Dark and muddy in Slovakia
The most violent storm to hit New York in more than a hundred years. A marathon cancelled less than 40 hours prior to its start. A vindication of sorts in the form of an alternative race at 7 am on marathon day. Fantastic breakfasts, lunches (here’s looking at you, Michelin-star-awarded Breslin) and dinners. Wonderful strolls through Central Park and soothing visits to the Metropolitan and Guggenheim. Absolutely awesome parties at New York’s hippest (we were told so!) and most exclusive (well, obviously not, since they let us in) clubs (the VIP-lounge at the rooftop of Meatpacking District’s the Standard vs. simply, the Box). Morning runs along East River, across Williamsburg Bridge and back across a beautiful Brooklyn Bridge. Presidential election-night-bonanza. Shopping ’til we literally dropped. Renting an SUV and playing really loud and offensive rap with our windows down. Driving through a New Jersey snowstorm. Admiring the High Line. Haggling with cheap antique dealers. And finally a champagne luncheon with our family.
I think that about covers an absolutely incredible trip to New York. I sincerely hope all of us are healthy enough and willing to go through the training for another go at the marathon next year.
So how should one relax after such a trip? Well, take another week off, of course! I flew on an impromptu visit to my family in Slovakia a couple of days ago, planning to relax a bit and sit and write a bit for work. Maybe even cut back on the wine and beer that had been administered quite liberally in NY and most definitely work on adding some salad to my diet, preferably cutting back on all the meat and carbs we’d been stuffing ourselves with for the last ten days.
My relatives, though, were having none of it! If you ever visit my family down in Slovakia, let me make one thing perfectly clear. The word “No” and any variants thereof (“No, thank you.”, “I’m full.”, “It really was delicious, but I couldn’t swallow another bite.”, “I can’t have a glass, ’cause I’m driving home.”, I’m a recovering alcoholic.”, “I’ve taken a vow not to touch a drop of wine.”). It’s like throwing pebbles at an avalanche, expecting it to abruptly stop rumbling towards you, shrug and calmly turn around, and finally head back up the mountain again.
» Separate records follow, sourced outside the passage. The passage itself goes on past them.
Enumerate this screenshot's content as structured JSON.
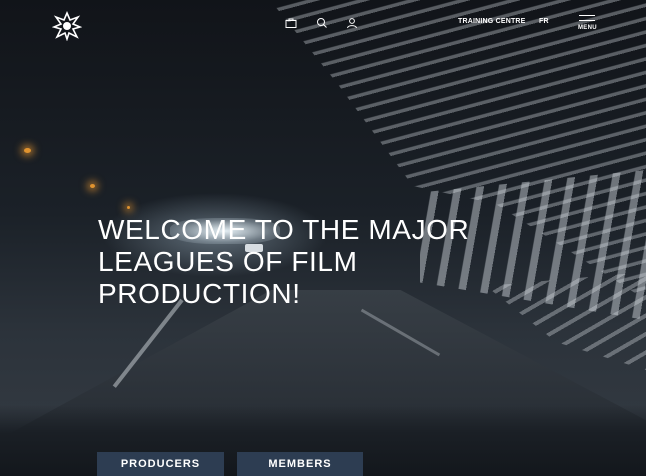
{
  "header": {
    "logo_name": "union-emblem",
    "icons": [
      "briefcase-icon",
      "search-icon",
      "user-icon"
    ],
    "training_label": "TRAINING CENTRE",
    "lang_label": "FR",
    "menu_label": "MENU"
  },
  "hero": {
    "headline": "WELCOME TO THE MAJOR LEAGUES OF FILM PRODUCTION!"
  },
  "cta": {
    "producers_label": "PRODUCERS",
    "members_label": "MEMBERS"
  },
  "colors": {
    "cta_bg": "#2d3d52",
    "text": "#ffffff"
  }
}
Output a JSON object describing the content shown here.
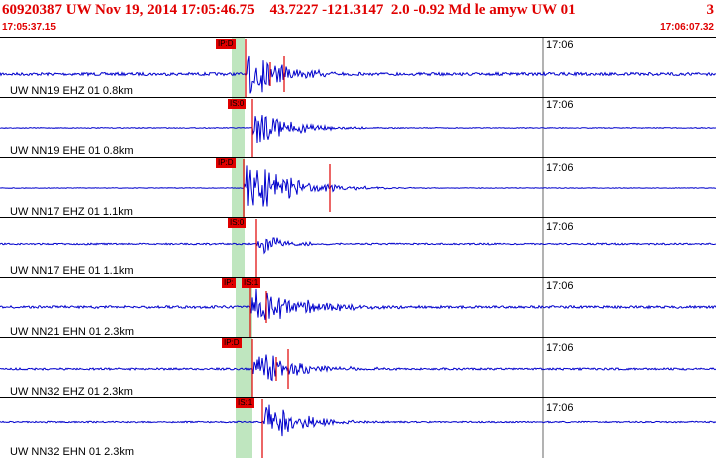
{
  "header": {
    "title": "60920387 UW Nov 19, 2014 17:05:46.75    43.7227 -121.3147  2.0 -0.92 Md le amyw UW 01",
    "page_number": "3",
    "start_time": "17:05:37.15",
    "end_time": "17:06:07.32"
  },
  "minute_label": "17:06",
  "colors": {
    "trace": "#0000cc",
    "pick": "#e00000",
    "window": "#bfe6bf",
    "text": "#000000",
    "header": "#e00000"
  },
  "traces": [
    {
      "label": "UW NN19 EHZ 01 0.8km",
      "picks": [
        "IP:D"
      ]
    },
    {
      "label": "UW NN19 EHE 01 0.8km",
      "picks": [
        "IS:0"
      ]
    },
    {
      "label": "UW NN17 EHZ 01 1.1km",
      "picks": [
        "IP:D"
      ]
    },
    {
      "label": "UW NN17 EHE 01 1.1km",
      "picks": [
        "IS:0"
      ]
    },
    {
      "label": "UW NN21 EHN 01 2.3km",
      "picks": [
        "IP:",
        "IS:1"
      ]
    },
    {
      "label": "UW NN32 EHZ 01 2.3km",
      "picks": [
        "IP:D"
      ]
    },
    {
      "label": "UW NN32 EHN 01 2.3km",
      "picks": [
        "IS:1"
      ]
    }
  ]
}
It simply doesn’t happen. Now, before any of you readers start calling the Social Services or lament the general state of sobriety in my family, let me quickly point out that it’s just the way things work down here. Slovaks – indeed, most Eastern Europeans – are generous to a fault, and love to lavish you with the absolutely best their house has to offer, even if food is coming out of your ears. Maybe you think I’m exaggerating. And maybe you’ve visited yourself. This week has not been an exception. I’m really looking forward to lunch at my aunt Dana’s tomorrow, but I really should have fasted for a week beforehand. She serves the most delicious food this side of the Alps and I always go into a food coma for three days after having been a guest at her house…
Time to take action! Both Jakob and I have been really lazy the last couple of weeks. The week leading up to the marathon was, naturally enough, quite easy on the legs. But since the cancellation, we really haven’t had the discipline to train properly, and have instead indulged in all (well, obviously not ALL) of the vices of The City That Never Sleeps. Apart from the Aid marathon and our Brooklyn Loop, not much has been accomplished during these last ten days. My new life started yesterday with a quick and paced hour of running around a pond in grandma’s little village. 12,4k is not that bad, considering my lengthy abstintence. Followed it up with a muddy and dark run late this afternoon at another village where my other grandmother lives. Awesome run, with loads of stops for pics, as you can see.
Stay tuned for motivational videos on the blog, courtesy of Jakob Kegel!